With more U.S. assets and personnel heading to the region, the U.S.-Philippines partnership needs to include measures to ensure preparedness for some of the more damaging effects of climate change, including sea level rise, that will hit the Philippines particularly hard. The bilateral relationship already includes work relevant to preparing for the changing climate, including the humanitarian assistance/disaster relief elements of the annual Balikatan exercise. Other productive cooperative activities could include:
- Sharing sea level rise projections relevant to military and coast guard facilities.
- Where projections need updating, develop them together.

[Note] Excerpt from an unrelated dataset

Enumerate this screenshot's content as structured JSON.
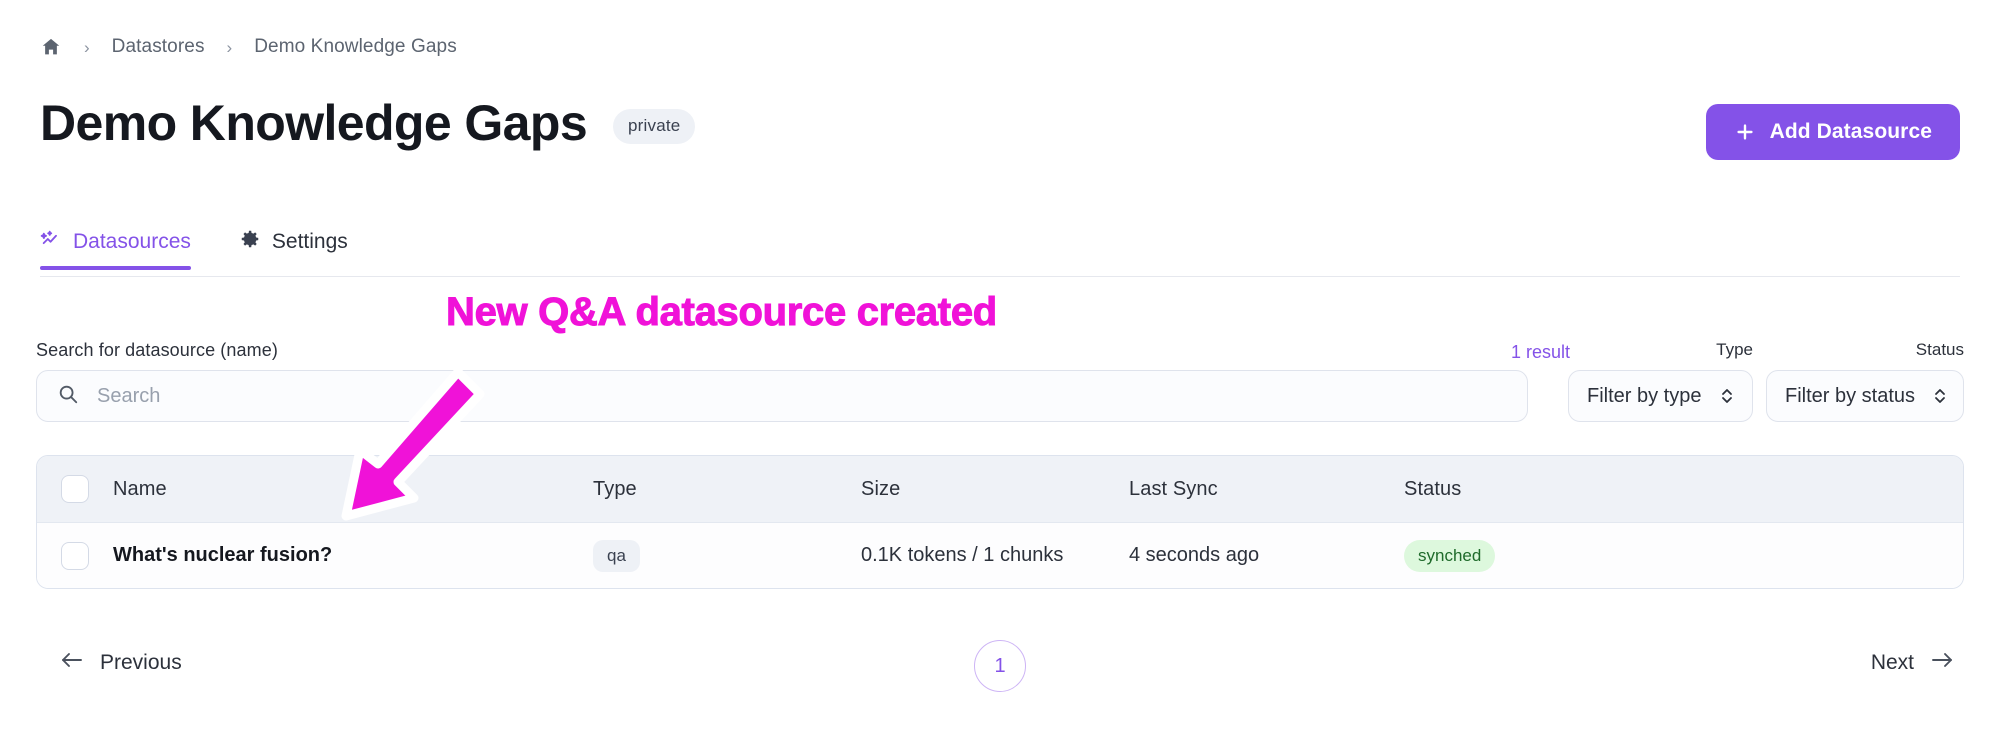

This should include reviewing whether data can be leveraged from existing terrestrial monitors and remote sensing assets.
- Share lessons with the Philippines from U.S. bases already being hit by sea level rise, such as our critical defense sites in the Virginia Beach-Hampton Roads area.
Be sure to track Carter’s trip at the Department’s extensive Asia-Pacific Rebalance website, and check out the Center for Climate and Security’s analysis and recommendations on climate change and the Asia-Pacific rebalance here.
U.S. Secretary of Defense Ash Carter recently spoke to a group at the Commonwealth Club in California. His remarks touched on issues related to climate risks, including state stability, the oceans, and the U.S. rebalance to the Asia-Pacific (for more on this see “The U.S. Asia-Pacific Rebalance, National Security and Climate Change). The question and answer session following Sec. Carter’s remarks included a question specifically on what the Department of Defense was doing on climate change (transcribed below). In his response, Sec. Carter makes it very clear that climate change is a strategic threat to the Department of Defense, and something the military is watching closely.
The IISS Shangri-La Dialogue (14th Asia Security Summit), an annual gathering of Asia-Pacific defense ministers, military and civilian staff, just concluded on May 31. Most of the media attention was focused on exchanges between the United States and China over the South China Sea, but climate security found its way into a number of discussions, including the prepared remarks of U.S. Secretary of Defense Dr. Ash Carter; Cirilo Cristóvão, Minister of Defence, Timor-Leste; Dr Fabian Pok, Minister for Defence, Papua New Guinea, and Federica Mogherini, High Representative of the European Union for Foreign Affairs and Security Policy (and Vice-President of the European Commission). Several other officials also addressed the issue during the Q&A sessions.
Below are excerpts from the speeches. Perhaps equally as significant as where climate change was mentioned is where it was not. It is perhaps these parts of the discussion, including the plenary sessions on New Forms of Security Collaboration in Asia and Preventing Conflict Escalation, that provide an interesting look into how these discussions can continue to evolve to better incorporate climate security dynamics. In the Special Session on Energy Security Challenges in the Indo-Pacific Region, for example, climate change was not mentioned until the Q&A portion of the discussion.
On the other hand, attention to humanitarian assistance and disaster response was, appropriately, ubiquitous. Given that climate change is projected to increase the frequency and intensity of natural disasters in the region, future discussions on how to address these increased risks could potentially lead to additional opportunities for broader and deeper cooperation between Asia-Pacific nations. (more…)